Fulfilling an option it has steadfastly maintained as an option, the University of Minnesota Tuesday filed suit against regional planning agency Metropolitan Council to protect what it says is delicate scientific research equipment from vibrations or electromagnetic interference feared from the 11-mile Central Corridor light rail line in St. Paul.
Siemens Transportation Systems has delivered the first two of nine light rail transit cars to Hampton Roads Transit, as the agency prepares to launch “The Tide” light rail service along its 7.4-mile starter line in Norfolk, Va., roughly one year from now.
Metrolinx and the Toronto Transit Commission are reaching out to the private sector for possible design-build-finance approaches to advance three rail projects. TTC would operate and maintain the new lines, eschewing half of the “DBOM” (design-build-operate-maintain) approach, but the agency duo still seeks to employ a private-public partnership to expedite construction.

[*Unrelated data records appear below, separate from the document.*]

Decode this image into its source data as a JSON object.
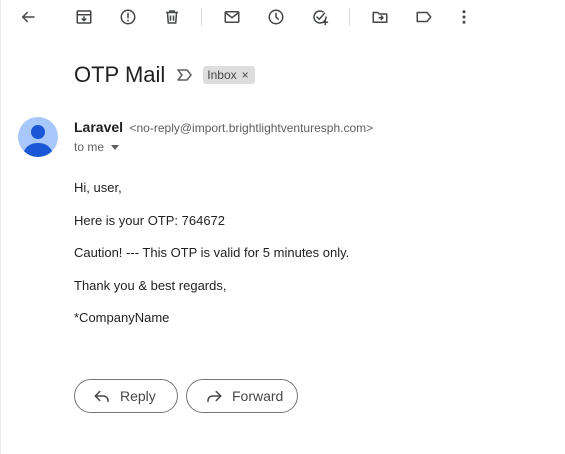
{
  "toolbar": {
    "icons": [
      "back-arrow-icon",
      "archive-icon",
      "report-spam-icon",
      "delete-icon",
      "mark-unread-icon",
      "snooze-icon",
      "add-task-icon",
      "move-to-icon",
      "label-icon",
      "more-options-icon"
    ]
  },
  "email": {
    "subject": "OTP Mail",
    "label_chip": "Inbox",
    "label_remove": "×",
    "sender_name": "Laravel",
    "sender_email": "<no-reply@import.brightlightventuresph.com>",
    "recipient": "to me",
    "body": {
      "greeting": "Hi, user,",
      "otp_line": "Here is your OTP: 764672",
      "caution": "Caution! --- This OTP is valid for 5 minutes only.",
      "closing": "Thank you & best regards,",
      "signature": "*CompanyName"
    }
  },
  "actions": {
    "reply_label": "Reply",
    "forward_label": "Forward"
  },
  "colors": {
    "avatar_bg": "#a8c7fa",
    "avatar_fg": "#1a57d6",
    "icon_color": "#444746"
  }
}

Virginia’s Arlington and Fairfax counties, outside Washington, D.C., have pursued the Columbia Pike Streetcar plan, a five-mile route expand rail passenger service from Washington Metro’s Pentagon City Station to Bailey’s Crossroads.
RailComm has successfully commissioned a Centralized Traffic Control (CTC) system for the Capital Metropolitan Transportation Authority’s diesel multiple-unit (DMU) rail service in Austin, Tex. The Track Warrant Control portion of the system was launched just 32 days from the signed Notice to Proceed.
Light rail transit proponents in metropolitan Los Angeles Thursday notched a victory when the Expo Construction Authority approved Phase II of the Expo Line; the second phase, a 7-mile, $1.5 billion addition, would extend the line from Culver City to Santa Monica, Calif. Phase I is currently under construction, linking Culver City with downtown Los Angeles. The Expo Line roughly parallels Interstate 10.
Wisconsin Gov. Jim Doyle Tuesday announced that Talgo, Inc. (the U.S. subsidiary of Patentes Talgo, S.A.) will locate a U.S. “high speed” rail manufacturing and assembly facility in Milwaukee. Talgo, Inc. will acquire the former Tower Automotive site in the state’s largest city.
Texas’ state capital joined the ranks of U.S. cities with rail service Monday as Austin’s oft-delayed 32-mile Capital Metro Red Line opened for service. An observer on the first train reported approximately 40 “real” people (other than dignitaries and media) boarding the morning’s first train out of Leander, Tex., bound for Austin.
Efforts to establish streetcar or light rail service in Wisconsin’s largest city, stymied for years by state and county opposition, got a boost Thursday when a Milwaukee study committee, in a 3-1 vote, approved preliminary engineering on a $95.8 million streetcar for downtown.